Many people take great pictures without ever straying from the Auto option on their camera dial, and if you have a mobile phone or point-and-shoot you may not have any other options besides Auto. I know from personal experience how scary it can be to move away from Auto. For years I wondered why I would ever bother leaving that safe little green option when it did a pretty good job – especially since every time I ventured into another mode such as Aperture Priority, Shutter Priority, or (gasp!) full Manual, I never seemed to get the results I was looking for. What you may not realize if you stick with Auto, is that a whole new world of photography wonder is right in front of you, just waiting to be discovered if you can learn how to control your camera a bit more.
Learning to control the aperture of your lens, the shutter speed of your camera, and the ISO sensitivity of your image sensor can make all the difference between a forgettable snapshot, and a wall-worthy masterpiece. It takes a little while to learn the fundamentals, but once you get the hang of it you will find yourself asking technical questions in order to solve artistic problems. I am constantly pressing buttons and flipping dials when I take pictures (even if it’s just my kids in the back yard) so I can get exactly the image that’s in my head, and not the picture that my camera thinks I want to take.
If this sounds hopelessly complicated, look down at the keyboard the next time you are at a computer. Remember when it took you agonizing minutes just to peck out a few words or sentences? Now you probably don’t look at the keyboard at all, and typing isn’t something you really think about anymore. You think of the words you want to appear onscreen, and your fingers naturally move to the right letters on the keys. The same thing happens with practice when you learn to use other modes on your camera, and your pictures will be much improved as a result. The bottom line is that if you, not your camera, decide which aperture, shutter speed, and ISO to use, you will get better pictures.

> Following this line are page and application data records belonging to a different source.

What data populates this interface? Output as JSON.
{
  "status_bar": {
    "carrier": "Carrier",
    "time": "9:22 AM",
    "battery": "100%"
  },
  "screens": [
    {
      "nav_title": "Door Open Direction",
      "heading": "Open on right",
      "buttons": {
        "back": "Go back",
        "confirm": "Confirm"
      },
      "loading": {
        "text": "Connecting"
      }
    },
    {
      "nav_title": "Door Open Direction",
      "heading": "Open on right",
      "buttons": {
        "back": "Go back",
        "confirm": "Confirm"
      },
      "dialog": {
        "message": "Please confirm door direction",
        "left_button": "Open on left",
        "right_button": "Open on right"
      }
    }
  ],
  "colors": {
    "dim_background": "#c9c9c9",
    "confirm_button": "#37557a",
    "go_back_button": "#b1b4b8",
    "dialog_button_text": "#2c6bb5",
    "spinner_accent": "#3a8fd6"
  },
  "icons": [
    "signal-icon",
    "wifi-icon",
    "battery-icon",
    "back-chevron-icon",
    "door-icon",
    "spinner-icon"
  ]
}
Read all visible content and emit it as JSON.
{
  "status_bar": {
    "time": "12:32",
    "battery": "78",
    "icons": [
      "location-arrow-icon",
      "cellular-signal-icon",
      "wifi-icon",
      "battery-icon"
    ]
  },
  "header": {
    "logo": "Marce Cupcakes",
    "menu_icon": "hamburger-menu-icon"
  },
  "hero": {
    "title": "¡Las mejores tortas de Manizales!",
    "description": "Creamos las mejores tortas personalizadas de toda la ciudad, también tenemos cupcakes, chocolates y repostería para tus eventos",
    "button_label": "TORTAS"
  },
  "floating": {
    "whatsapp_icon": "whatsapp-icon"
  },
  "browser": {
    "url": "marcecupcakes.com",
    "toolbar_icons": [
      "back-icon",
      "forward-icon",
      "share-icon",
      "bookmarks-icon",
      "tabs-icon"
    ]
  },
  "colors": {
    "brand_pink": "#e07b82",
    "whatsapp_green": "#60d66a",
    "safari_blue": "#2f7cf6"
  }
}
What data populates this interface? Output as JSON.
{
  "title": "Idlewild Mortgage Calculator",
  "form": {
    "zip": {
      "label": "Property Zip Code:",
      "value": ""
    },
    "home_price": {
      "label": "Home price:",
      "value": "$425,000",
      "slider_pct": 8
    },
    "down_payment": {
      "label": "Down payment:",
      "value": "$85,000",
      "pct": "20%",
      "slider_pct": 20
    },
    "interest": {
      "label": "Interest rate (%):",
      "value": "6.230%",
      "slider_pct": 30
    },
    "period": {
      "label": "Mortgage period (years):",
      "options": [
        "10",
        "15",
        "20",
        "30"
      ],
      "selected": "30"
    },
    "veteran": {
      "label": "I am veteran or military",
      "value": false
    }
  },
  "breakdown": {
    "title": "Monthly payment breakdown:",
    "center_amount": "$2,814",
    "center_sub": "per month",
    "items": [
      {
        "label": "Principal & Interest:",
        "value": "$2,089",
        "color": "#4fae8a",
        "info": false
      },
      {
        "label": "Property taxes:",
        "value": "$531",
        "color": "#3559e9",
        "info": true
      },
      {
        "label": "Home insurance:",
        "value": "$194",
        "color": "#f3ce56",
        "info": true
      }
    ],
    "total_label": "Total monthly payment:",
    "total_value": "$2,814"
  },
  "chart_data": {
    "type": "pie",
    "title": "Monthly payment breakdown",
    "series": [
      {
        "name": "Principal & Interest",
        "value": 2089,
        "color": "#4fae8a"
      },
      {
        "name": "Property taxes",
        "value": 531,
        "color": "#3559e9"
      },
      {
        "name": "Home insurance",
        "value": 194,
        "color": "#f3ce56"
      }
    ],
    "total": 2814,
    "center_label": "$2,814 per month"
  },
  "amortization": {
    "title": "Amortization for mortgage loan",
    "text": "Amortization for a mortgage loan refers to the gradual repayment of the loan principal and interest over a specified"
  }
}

Now that you have read my four questions, I’m curious to know your side of things too. Are there any tips you have found that work well for you to get better images? What are some of the best practices you have learned over the years? Share your thoughts in the comments below.